There’s another girl in one of my Algebra 2 periods who used to sleep every day in class, and complain that “I need to get up out this class.” Over the last few weeks I’ve been daring her to either start believing in her abilities and rise to the challenge, or go ask her counselor to have her moved to a different class. She finally has started trying to learn, but after a half year of lackluster effort, she’s finding success slow to come. Now she rolls her eyes whenever I approach her before class, and asks why I keep picking on her. Outwardly, she acts as if she resents my pestering. Despite her increased effort during the last two weeks, she failed this week’s quiz as usual. At the bottom of her scratch paper, though, she wrote “I tried Mr. White.” If I can convince her to keep trying, pretty soon I know she’ll catch on. That’s why I pester her, as well as many other students. Hopefully they know that too.

I guess my higher expectations are something towards which the students need to work over the course of a school year – not something that I can reasonably demand from the start. With less than four months to go, we’ll see how far we get. Maybe by the end, I can even start un-dumbing my classes a little bit.

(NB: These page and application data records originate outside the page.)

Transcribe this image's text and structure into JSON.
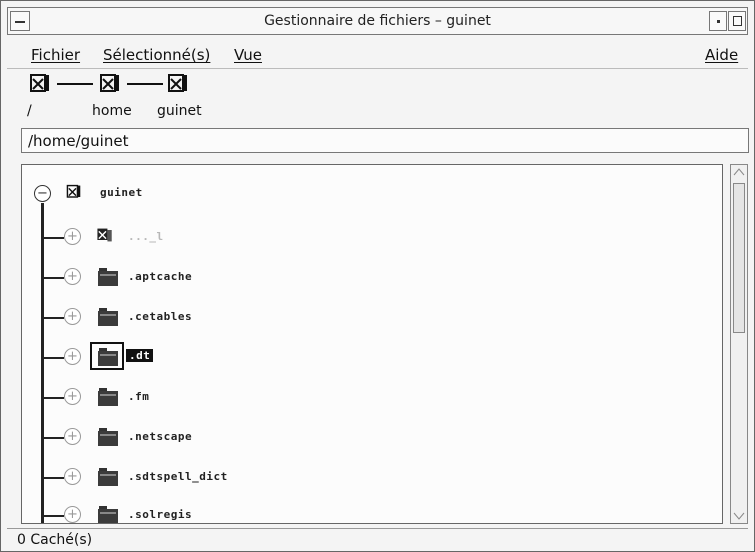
{
  "window": {
    "title": "Gestionnaire de fichiers – guinet"
  },
  "menubar": {
    "file": "Fichier",
    "selected": "Sélectionné(s)",
    "view": "Vue",
    "help": "Aide"
  },
  "breadcrumb": {
    "items": [
      "/",
      "home",
      "guinet"
    ]
  },
  "path_field": {
    "value": "/home/guinet"
  },
  "tree": {
    "root": "guinet",
    "items": [
      {
        "label": "..._l",
        "dimmed": true,
        "icon": "home-folder-icon",
        "selected": false
      },
      {
        "label": ".aptcache",
        "dimmed": false,
        "icon": "folder-icon",
        "selected": false
      },
      {
        "label": ".cetables",
        "dimmed": false,
        "icon": "folder-icon",
        "selected": false
      },
      {
        "label": ".dt",
        "dimmed": false,
        "icon": "folder-icon",
        "selected": true
      },
      {
        "label": ".fm",
        "dimmed": false,
        "icon": "folder-icon",
        "selected": false
      },
      {
        "label": ".netscape",
        "dimmed": false,
        "icon": "folder-icon",
        "selected": false
      },
      {
        "label": ".sdtspell_dict",
        "dimmed": false,
        "icon": "folder-icon",
        "selected": false
      },
      {
        "label": ".solregis",
        "dimmed": false,
        "icon": "folder-icon",
        "selected": false
      }
    ]
  },
  "status": {
    "text": "0 Caché(s)"
  }
}
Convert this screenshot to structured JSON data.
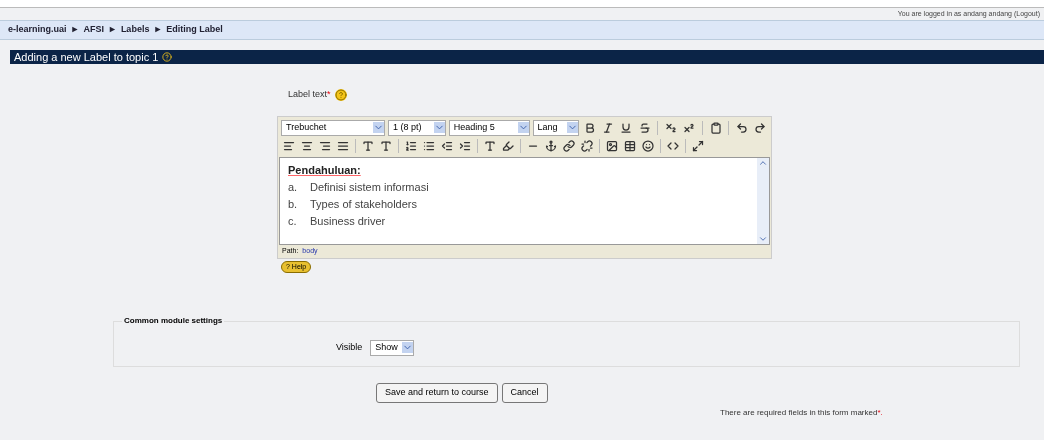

Geometry: This week I had students use rulers to measure objects in pictures, and set up ratios/proportions to figure out the sizes of the objects in real life. Algebra 2: We continued practicing rational exponents and radicals.